Work instruction » Write the listing out once more, identical to the original but without pictures.

Dataset »
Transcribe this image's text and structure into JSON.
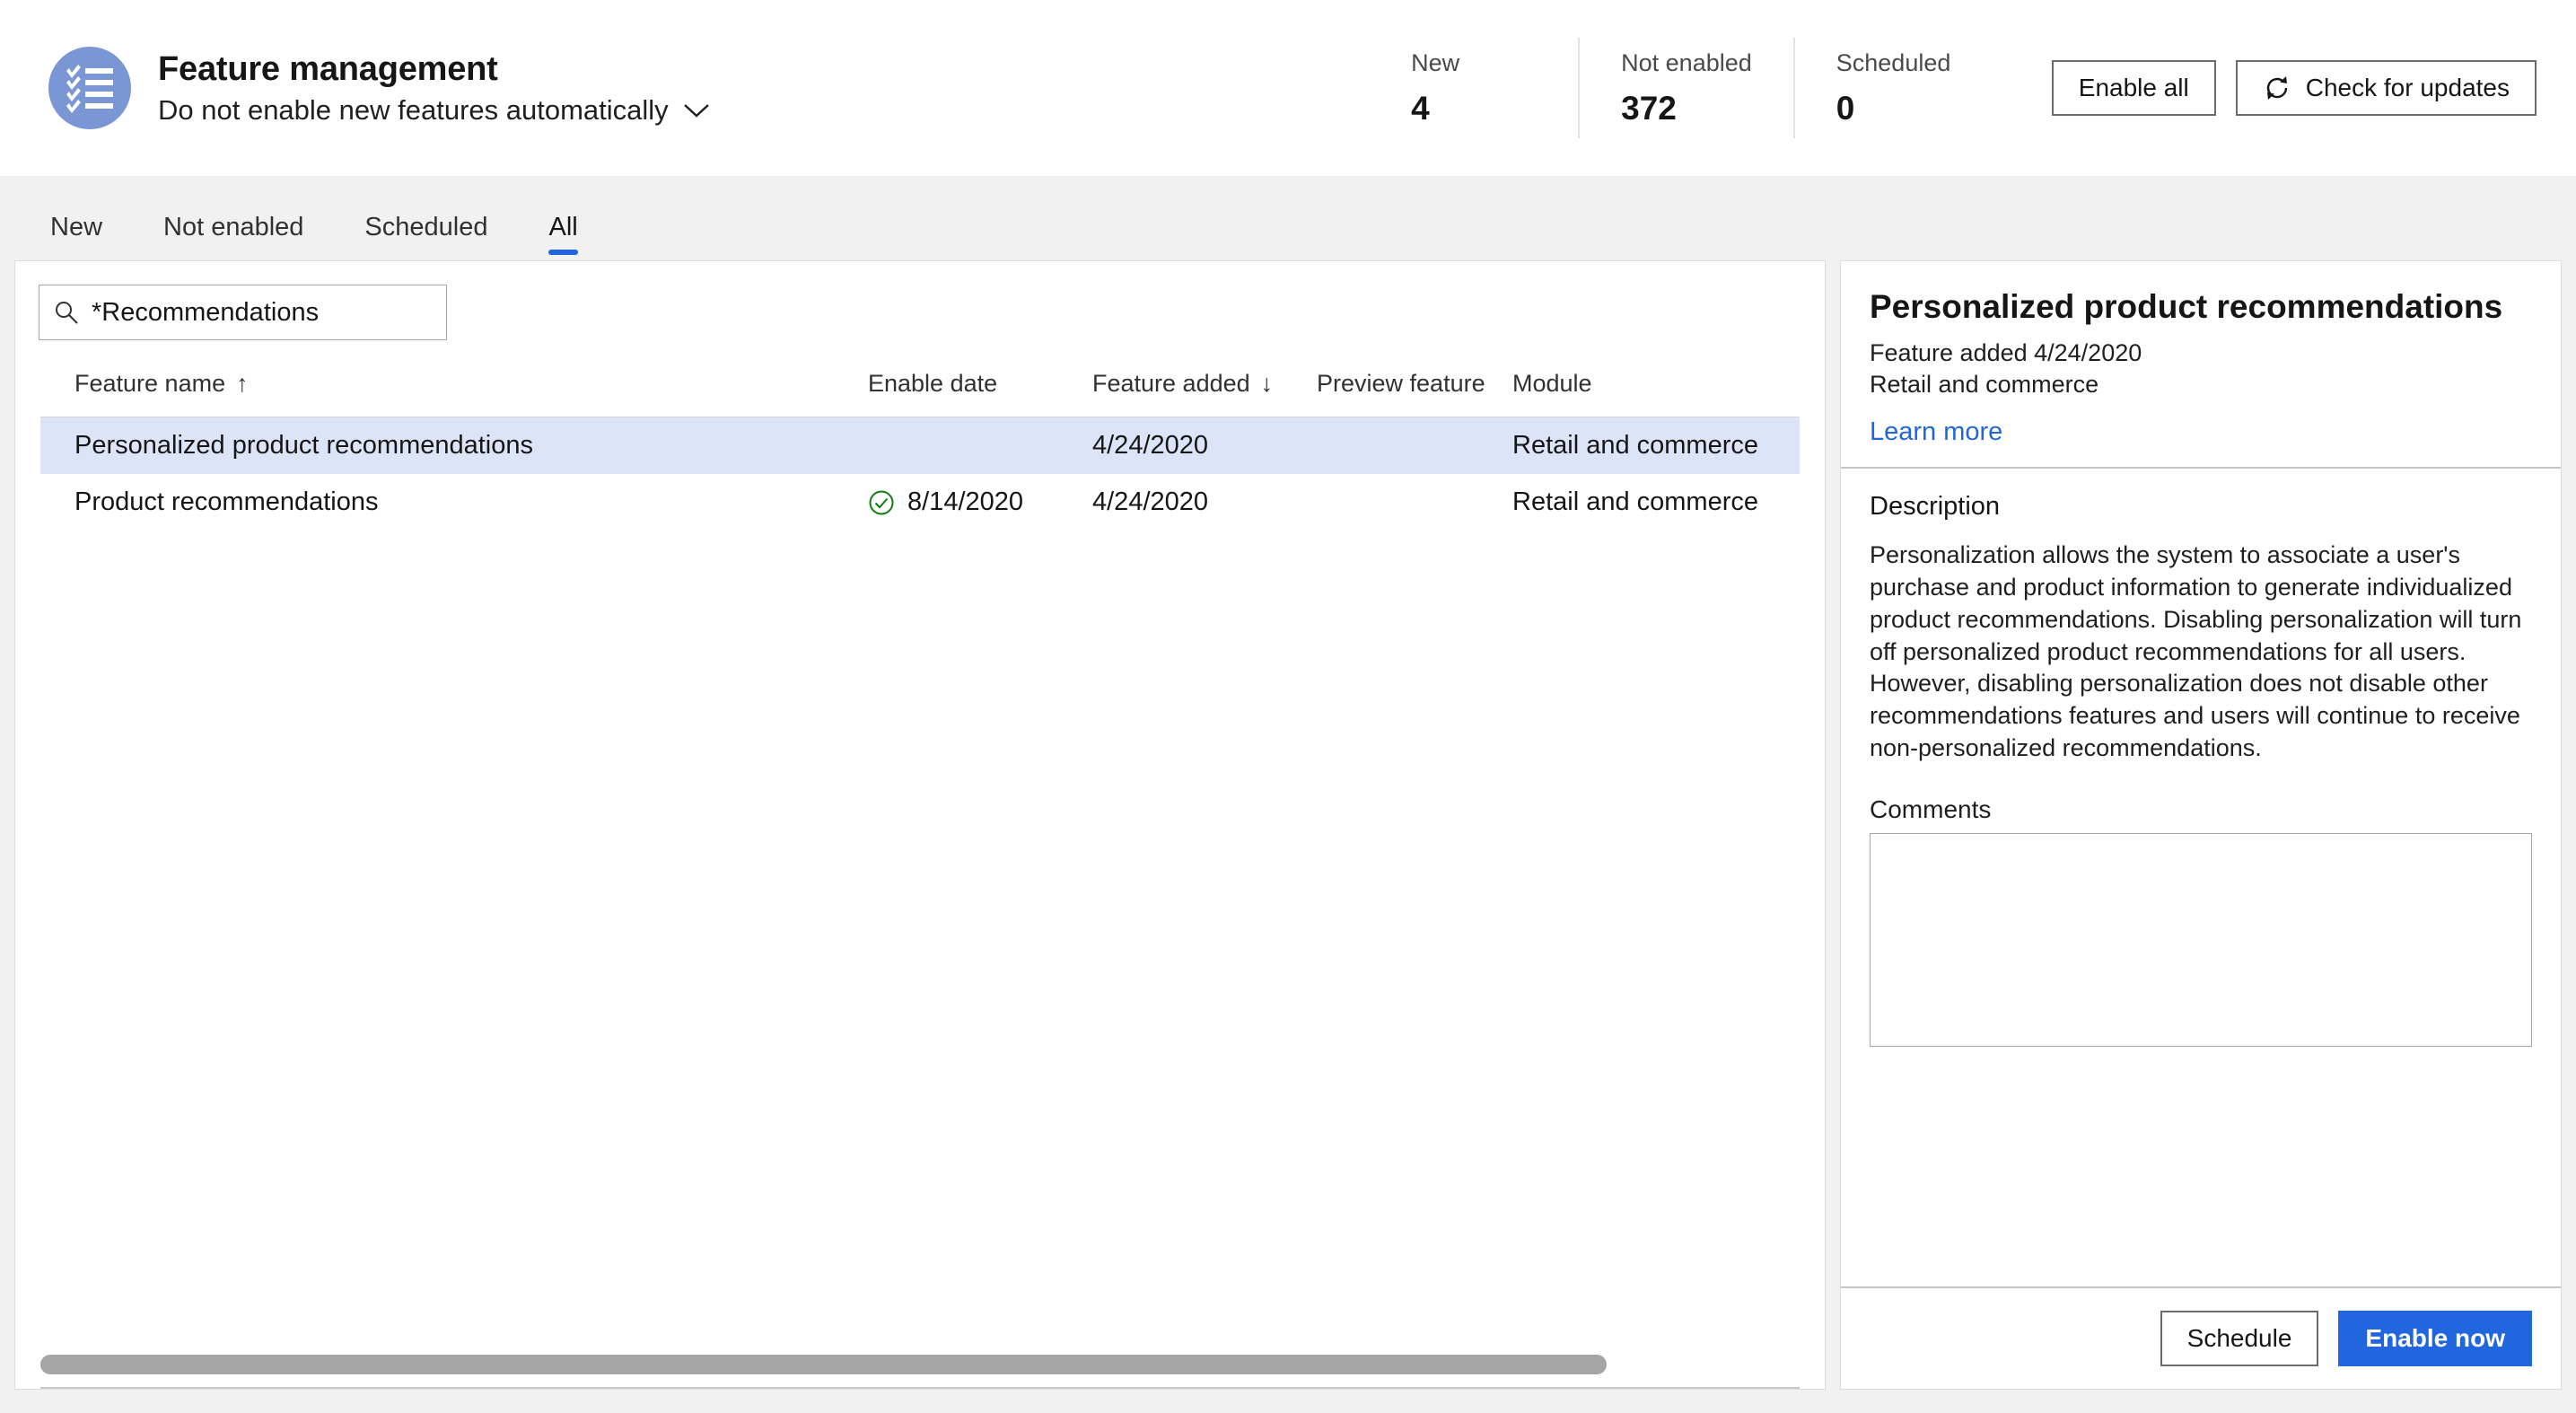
{
  "header": {
    "icon": "checklist-avatar-icon",
    "title": "Feature management",
    "subtitle": "Do not enable new features automatically",
    "subtitle_chevron": "chevron-down-icon",
    "stats": [
      {
        "label": "New",
        "value": "4"
      },
      {
        "label": "Not enabled",
        "value": "372"
      },
      {
        "label": "Scheduled",
        "value": "0"
      }
    ],
    "actions": {
      "enable_all": "Enable all",
      "check_updates": "Check for updates",
      "check_updates_icon": "refresh-icon"
    }
  },
  "tabs": [
    {
      "label": "New",
      "active": false
    },
    {
      "label": "Not enabled",
      "active": false
    },
    {
      "label": "Scheduled",
      "active": false
    },
    {
      "label": "All",
      "active": true
    }
  ],
  "search": {
    "icon": "search-icon",
    "value": "*Recommendations",
    "placeholder": "Filter"
  },
  "table": {
    "columns": [
      {
        "label": "Feature name",
        "sort": "↑"
      },
      {
        "label": "Enable date",
        "sort": ""
      },
      {
        "label": "Feature added",
        "sort": "↓"
      },
      {
        "label": "Preview feature",
        "sort": ""
      },
      {
        "label": "Module",
        "sort": ""
      }
    ],
    "rows": [
      {
        "name": "Personalized product recommendations",
        "enabled_icon": "",
        "enable_date": "",
        "feature_added": "4/24/2020",
        "preview_feature": "",
        "module": "Retail and commerce",
        "selected": true
      },
      {
        "name": "Product recommendations",
        "enabled_icon": "check-circle-icon",
        "enable_date": "8/14/2020",
        "feature_added": "4/24/2020",
        "preview_feature": "",
        "module": "Retail and commerce",
        "selected": false
      }
    ]
  },
  "detail": {
    "title": "Personalized product recommendations",
    "feature_added": "Feature added 4/24/2020",
    "module": "Retail and commerce",
    "learn_more": "Learn more",
    "description_label": "Description",
    "description": "Personalization allows the system to associate a user's purchase and product information to generate individualized product recommendations. Disabling personalization will turn off personalized product recommendations for all users. However, disabling personalization does not disable other recommendations features and users will continue to receive non-personalized recommendations.",
    "comments_label": "Comments",
    "comments_value": "",
    "footer": {
      "schedule": "Schedule",
      "enable_now": "Enable now"
    }
  },
  "colors": {
    "accent": "#2266dd",
    "avatar": "#7b96d4",
    "success": "#107c10",
    "row_selected": "#dce4f7",
    "page_bg": "#f1f1f1"
  }
}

Output for this exercise »
Transcribe this image's text and structure into JSON.
{
  "header": {
    "icon": "checklist-avatar-icon",
    "title": "Feature management",
    "subtitle": "Do not enable new features automatically",
    "subtitle_chevron": "chevron-down-icon",
    "stats": [
      {
        "label": "New",
        "value": "4"
      },
      {
        "label": "Not enabled",
        "value": "372"
      },
      {
        "label": "Scheduled",
        "value": "0"
      }
    ],
    "actions": {
      "enable_all": "Enable all",
      "check_updates": "Check for updates",
      "check_updates_icon": "refresh-icon"
    }
  },
  "tabs": [
    {
      "label": "New",
      "active": false
    },
    {
      "label": "Not enabled",
      "active": false
    },
    {
      "label": "Scheduled",
      "active": false
    },
    {
      "label": "All",
      "active": true
    }
  ],
  "search": {
    "icon": "search-icon",
    "value": "*Recommendations",
    "placeholder": "Filter"
  },
  "table": {
    "columns": [
      {
        "label": "Feature name",
        "sort": "↑"
      },
      {
        "label": "Enable date",
        "sort": ""
      },
      {
        "label": "Feature added",
        "sort": "↓"
      },
      {
        "label": "Preview feature",
        "sort": ""
      },
      {
        "label": "Module",
        "sort": ""
      }
    ],
    "rows": [
      {
        "name": "Personalized product recommendations",
        "enabled_icon": "",
        "enable_date": "",
        "feature_added": "4/24/2020",
        "preview_feature": "",
        "module": "Retail and commerce",
        "selected": true
      },
      {
        "name": "Product recommendations",
        "enabled_icon": "check-circle-icon",
        "enable_date": "8/14/2020",
        "feature_added": "4/24/2020",
        "preview_feature": "",
        "module": "Retail and commerce",
        "selected": false
      }
    ]
  },
  "detail": {
    "title": "Personalized product recommendations",
    "feature_added": "Feature added 4/24/2020",
    "module": "Retail and commerce",
    "learn_more": "Learn more",
    "description_label": "Description",
    "description": "Personalization allows the system to associate a user's purchase and product information to generate individualized product recommendations. Disabling personalization will turn off personalized product recommendations for all users. However, disabling personalization does not disable other recommendations features and users will continue to receive non-personalized recommendations.",
    "comments_label": "Comments",
    "comments_value": "",
    "footer": {
      "schedule": "Schedule",
      "enable_now": "Enable now"
    }
  },
  "colors": {
    "accent": "#2266dd",
    "avatar": "#7b96d4",
    "success": "#107c10",
    "row_selected": "#dce4f7",
    "page_bg": "#f1f1f1"
  }
}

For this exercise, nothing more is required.